The flag comprises three equal horizontal lines with green at the top, white in the middle and black at the base. There is also a wider vertical red ribbon in the direction of the flagpole.
- Green represents hope, joy, optimism and love. It can also symbolise the country’s prosperity.
- White represents peace and honesty. White is the purest colour, and is interpreted by some to symbolise cleanliness.
- Black stands for the defeat of enemies and also strength of mind.
- Red represents hardiness, bravery, strength and courage. The vertical red band can also be interpreted as binding all the other meanings together in unity.
UAE National Anthem
The UAE’s national anthem, Ishy Bilady was originally conceived as an instrumental in 1971. In 1986, Dr. Aref Al Sheikh was given the task to write the words to the UAE’s national anthem, and the Cabinet approved the lyrics.
As of 2014, the capacity of the UAE’s airports was about 100 million passengers.
Major airports in the UAE

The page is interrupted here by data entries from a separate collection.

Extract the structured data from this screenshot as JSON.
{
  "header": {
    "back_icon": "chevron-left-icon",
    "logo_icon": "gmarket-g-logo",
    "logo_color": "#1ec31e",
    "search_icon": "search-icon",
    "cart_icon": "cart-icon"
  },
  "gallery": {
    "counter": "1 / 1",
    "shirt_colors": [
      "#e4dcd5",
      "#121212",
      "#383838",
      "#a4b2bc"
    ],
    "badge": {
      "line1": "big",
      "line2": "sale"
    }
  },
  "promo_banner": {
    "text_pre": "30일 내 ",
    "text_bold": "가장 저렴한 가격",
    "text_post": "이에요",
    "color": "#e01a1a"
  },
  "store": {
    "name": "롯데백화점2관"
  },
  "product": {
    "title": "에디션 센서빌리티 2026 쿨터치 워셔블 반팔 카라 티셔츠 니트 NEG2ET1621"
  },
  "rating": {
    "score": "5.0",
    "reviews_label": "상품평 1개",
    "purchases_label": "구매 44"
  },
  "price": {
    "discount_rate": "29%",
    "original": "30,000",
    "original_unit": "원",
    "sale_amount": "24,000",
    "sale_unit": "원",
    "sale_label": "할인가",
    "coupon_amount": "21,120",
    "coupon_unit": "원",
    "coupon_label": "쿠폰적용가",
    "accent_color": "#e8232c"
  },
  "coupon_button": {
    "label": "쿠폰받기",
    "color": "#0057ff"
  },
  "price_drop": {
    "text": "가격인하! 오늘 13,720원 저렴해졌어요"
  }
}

- Abu Dhabi International Airport (IATA code: AUH)
- Al Ain International Airport (IATA code: AAN)
- Dubai International Airport (IATA code: DXB)
- Al Maktoum Airport (IATA code: DWC)
- Sharjah International Airport (IATA code: SHJ)
- Ras Al Khaimah International Airport (IATA code: RKT)
- Fujairah International Airport (IATA code: FJR)
According to the World Shipping Council, two of the world’s top 50 container ports are in the UAE. Overall, 61 per cent of cargo destined for GCC states arrives via UAE seaports. The UAE has several seaports. Some of the major ports are: